With two runners on, Jeter made the last out of the game on a bouncer to third against ex-Yankee Kyle Farnsworth.
“After the first one, I’d be lying to you if I said I didn’t think it was attainable today,” Jeter said. “Early on, I thought I’d get a few.”
Rookie right-hander Jeremy Hellickson pitches for the Rays on Friday night.
Niemann (4-4) went a season-high 71/3 innings, yielding only a homer by Robinson Cano in the sixth. The 6-foot-9, 260-pound righty gave up six hits and walked two, improving to 3-0 in four starts since missing six weeks with a strained lower back.
Before going on the disabled list, he was 1-4 with a 5.74 ERA in six starts.
“Him getting that deep in the game was really big for us. The Yankees have a tendency to wear out bullpens,” Maddon said. “That was Jeff Niemann prior to the injury last year. That’s what I saw.”
Colon (6-4) entered 4-0 with a 1.00 ERA in his past four starts, but he ran into trouble right away in his second outing since coming off the disabled list (strained left hamstring).
The 38-year-old right-hander allowed five runs and a season-high 10 hits in 52/3 innings, dropping to 9-3 in 19 starts against Tampa Bay. He also matched a season high with four walks.

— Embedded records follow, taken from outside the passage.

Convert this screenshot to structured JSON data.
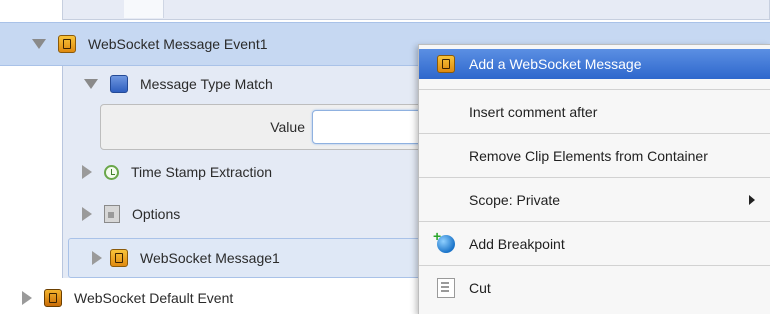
{
  "tree": {
    "event": {
      "label": "WebSocket Message Event1",
      "expanded": true,
      "icon": "websocket-event-icon"
    },
    "message_type_match": {
      "label": "Message Type Match",
      "icon": "message-type-icon"
    },
    "value_field": {
      "label": "Value",
      "value": ""
    },
    "timestamp": {
      "label": "Time Stamp Extraction",
      "icon": "clock-icon"
    },
    "options": {
      "label": "Options",
      "icon": "options-icon"
    },
    "ws_message": {
      "label": "WebSocket Message1",
      "icon": "websocket-message-icon"
    },
    "default_event": {
      "label": "WebSocket Default Event",
      "icon": "websocket-event-icon"
    }
  },
  "context_menu": {
    "items": [
      {
        "label": "Add a WebSocket Message",
        "icon": "websocket-message-icon",
        "highlighted": true
      },
      {
        "label": "Insert comment after"
      },
      {
        "label": "Remove Clip Elements from Container"
      },
      {
        "label": "Scope: Private",
        "submenu": true
      },
      {
        "label": "Add Breakpoint",
        "icon": "breakpoint-icon"
      },
      {
        "label": "Cut",
        "icon": "cut-icon"
      }
    ]
  },
  "colors": {
    "selection": "#c6d8f2",
    "menu_highlight": "#2e67cc",
    "panel": "#e4eaf5"
  }
}
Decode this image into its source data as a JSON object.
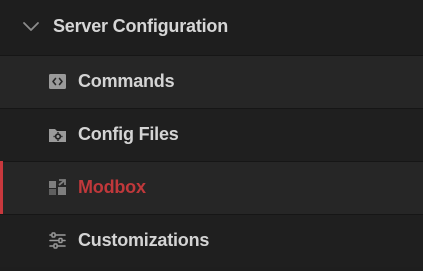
{
  "group": {
    "title": "Server Configuration",
    "expanded_icon": "chevron-down-icon"
  },
  "items": [
    {
      "label": "Commands",
      "icon": "code-icon",
      "active": false
    },
    {
      "label": "Config Files",
      "icon": "folder-gear-icon",
      "active": false
    },
    {
      "label": "Modbox",
      "icon": "modbox-icon",
      "active": true
    },
    {
      "label": "Customizations",
      "icon": "sliders-icon",
      "active": false
    }
  ],
  "colors": {
    "background": "#1e1e1e",
    "text": "#d4d4d4",
    "active_text": "#c0383b",
    "active_bar": "#c8383d",
    "icon": "#9a9a9a"
  }
}
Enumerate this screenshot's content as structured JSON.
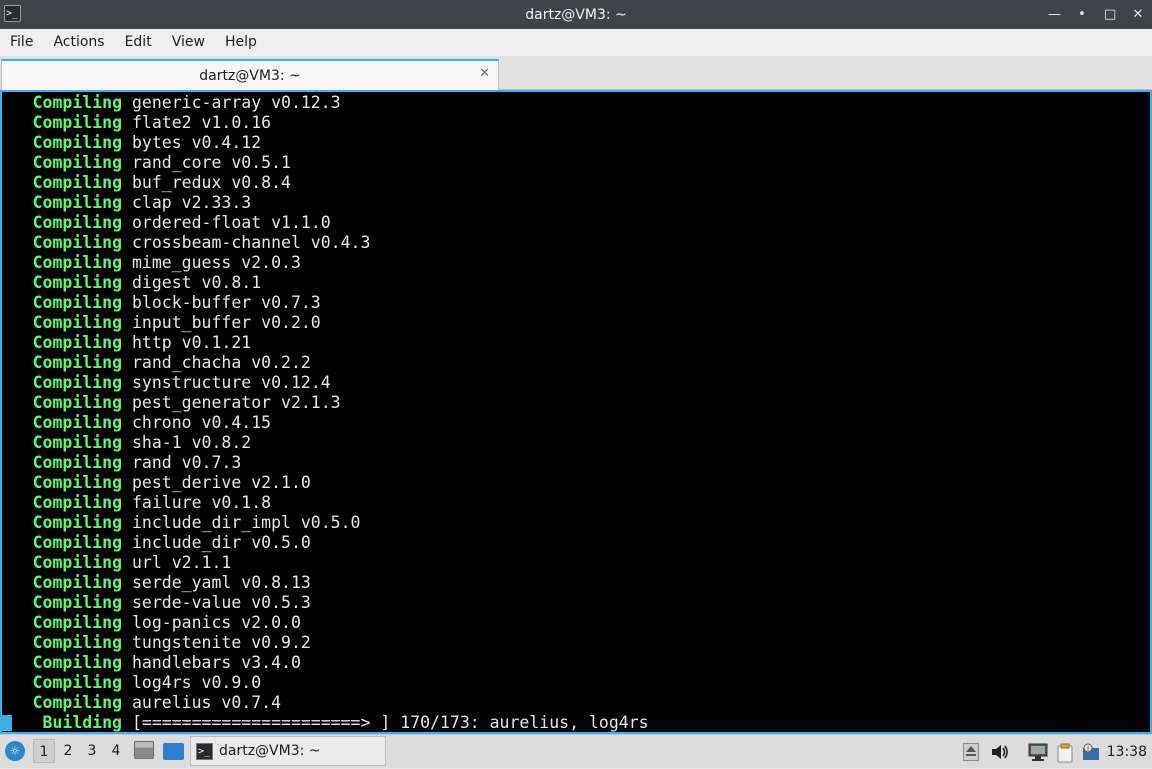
{
  "window": {
    "title": "dartz@VM3: ~",
    "app_icon": "terminal-icon",
    "app_icon_glyph": ">_",
    "buttons": {
      "minimize": "—",
      "restore": "•",
      "maximize": "□",
      "close": "✕"
    }
  },
  "menubar": {
    "items": [
      "File",
      "Actions",
      "Edit",
      "View",
      "Help"
    ]
  },
  "tabs": [
    {
      "label": "dartz@VM3: ~",
      "close": "✕"
    }
  ],
  "terminal": {
    "lines": [
      {
        "kw": "Compiling",
        "text": "generic-array v0.12.3"
      },
      {
        "kw": "Compiling",
        "text": "flate2 v1.0.16"
      },
      {
        "kw": "Compiling",
        "text": "bytes v0.4.12"
      },
      {
        "kw": "Compiling",
        "text": "rand_core v0.5.1"
      },
      {
        "kw": "Compiling",
        "text": "buf_redux v0.8.4"
      },
      {
        "kw": "Compiling",
        "text": "clap v2.33.3"
      },
      {
        "kw": "Compiling",
        "text": "ordered-float v1.1.0"
      },
      {
        "kw": "Compiling",
        "text": "crossbeam-channel v0.4.3"
      },
      {
        "kw": "Compiling",
        "text": "mime_guess v2.0.3"
      },
      {
        "kw": "Compiling",
        "text": "digest v0.8.1"
      },
      {
        "kw": "Compiling",
        "text": "block-buffer v0.7.3"
      },
      {
        "kw": "Compiling",
        "text": "input_buffer v0.2.0"
      },
      {
        "kw": "Compiling",
        "text": "http v0.1.21"
      },
      {
        "kw": "Compiling",
        "text": "rand_chacha v0.2.2"
      },
      {
        "kw": "Compiling",
        "text": "synstructure v0.12.4"
      },
      {
        "kw": "Compiling",
        "text": "pest_generator v2.1.3"
      },
      {
        "kw": "Compiling",
        "text": "chrono v0.4.15"
      },
      {
        "kw": "Compiling",
        "text": "sha-1 v0.8.2"
      },
      {
        "kw": "Compiling",
        "text": "rand v0.7.3"
      },
      {
        "kw": "Compiling",
        "text": "pest_derive v2.1.0"
      },
      {
        "kw": "Compiling",
        "text": "failure v0.1.8"
      },
      {
        "kw": "Compiling",
        "text": "include_dir_impl v0.5.0"
      },
      {
        "kw": "Compiling",
        "text": "include_dir v0.5.0"
      },
      {
        "kw": "Compiling",
        "text": "url v2.1.1"
      },
      {
        "kw": "Compiling",
        "text": "serde_yaml v0.8.13"
      },
      {
        "kw": "Compiling",
        "text": "serde-value v0.5.3"
      },
      {
        "kw": "Compiling",
        "text": "log-panics v2.0.0"
      },
      {
        "kw": "Compiling",
        "text": "tungstenite v0.9.2"
      },
      {
        "kw": "Compiling",
        "text": "handlebars v3.4.0"
      },
      {
        "kw": "Compiling",
        "text": "log4rs v0.9.0"
      },
      {
        "kw": "Compiling",
        "text": "aurelius v0.7.4"
      },
      {
        "kw": "Building",
        "text": "[======================> ] 170/173: aurelius, log4rs"
      }
    ],
    "keyword_color": "#5ff967",
    "text_color": "#e8e8e8",
    "cursor_color": "#3daee9"
  },
  "taskbar": {
    "start_icon": "lxqt-start-icon",
    "desktops": [
      "1",
      "2",
      "3",
      "4"
    ],
    "active_desktop": "1",
    "quicklaunch": [
      "file-manager-icon",
      "show-desktop-icon"
    ],
    "task": {
      "label": "dartz@VM3: ~",
      "icon": "terminal-icon",
      "icon_glyph": ">_"
    },
    "tray": [
      "eject-icon",
      "volume-icon",
      "network-icon",
      "clipboard-icon",
      "update-notifier-icon"
    ],
    "clock": "13:38"
  },
  "colors": {
    "accent": "#3daee9",
    "titlebar": "#404449",
    "terminal_bg": "#000000"
  }
}
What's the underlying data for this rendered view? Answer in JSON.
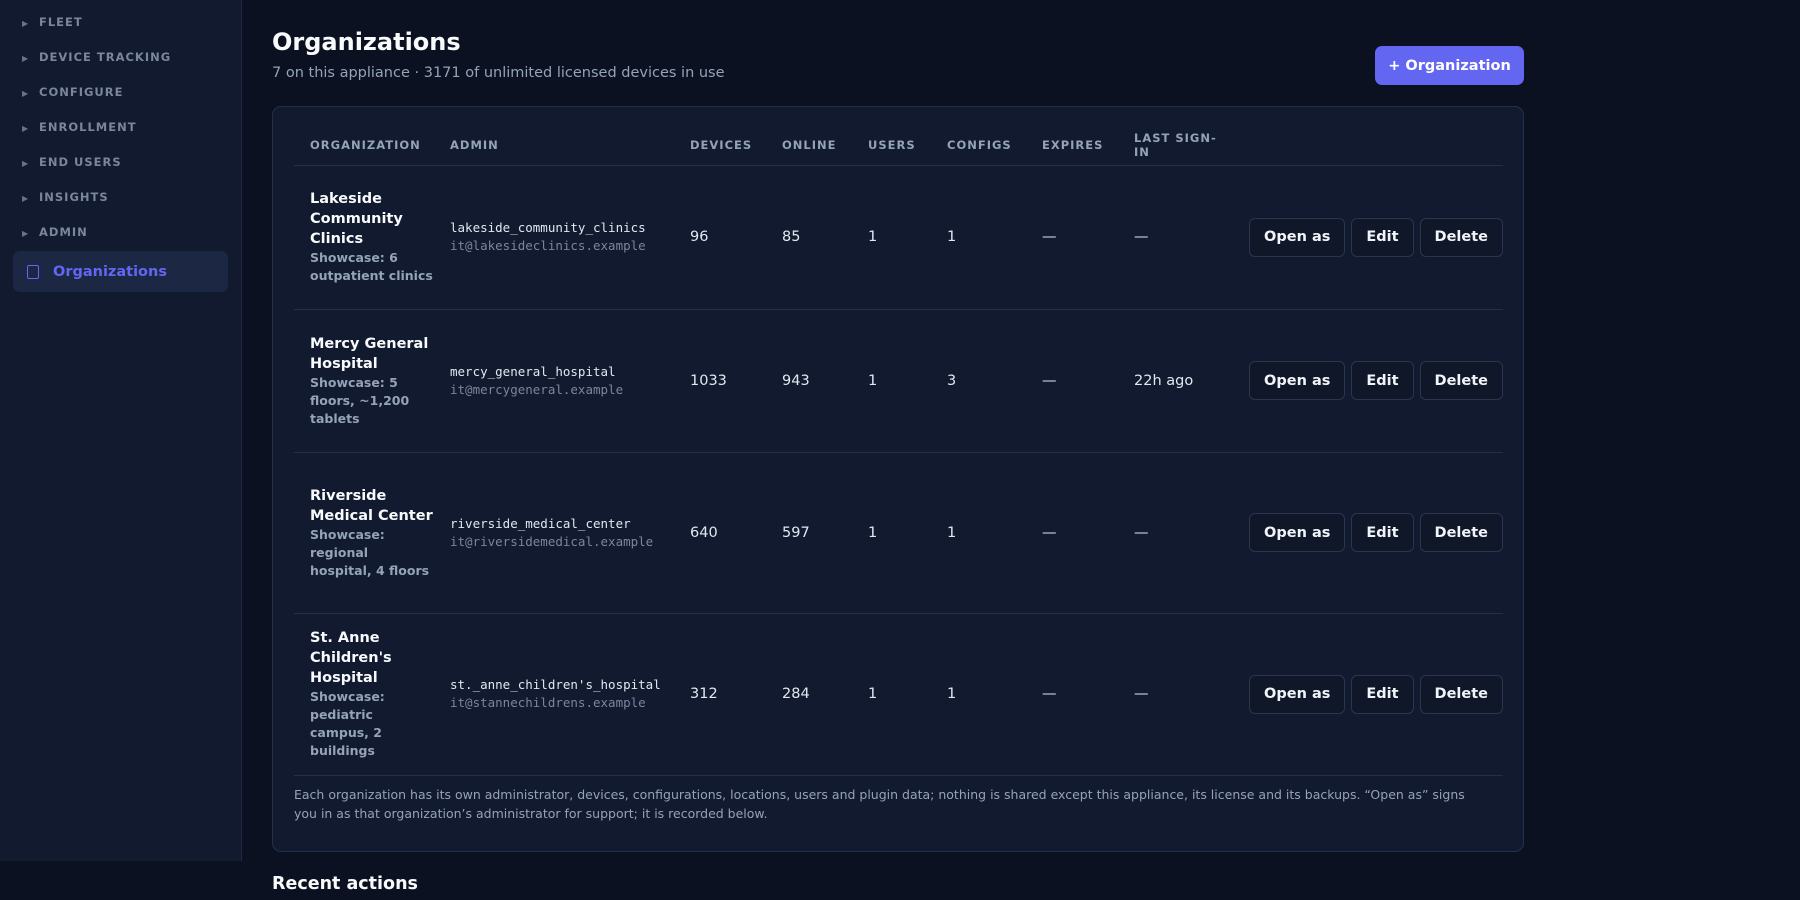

“He didn’t have his good fastball. He didn’t have the command he usually has,” Yankees manager Joe Girardi said. “He just wasn’t sharp tonight and you’re going to run through starts like that.”
Needing three to reach the plateau Thursday in the opener of a four-game series that leads into the All-Star break, it appeared a few things were lined up in Jeter’s favor.
Jeter began the night 5-for-9 (.556) in his career against Niemann, including three hits on the night he tied Gehrig. And the New York captain got off to another rousing start in this one.
With a host of friends and family members in attendance, including his parents, Jeter smacked the first pitch he saw into left-center for a double, bringing a roar from the sellout crowd of 47,787.
Charged-up fans rose to their feet and cameras flashed for each subsequent at-bat, but Jeter couldn’t come through again and finished 1 for 5. Rays third baseman Sean Rodriguez made two nice plays to help deny Jeter.
“Everyone knows what’s going on. There’s no secret,” Niemann said. “You really kind of have to bear down because no one wants that to be them.”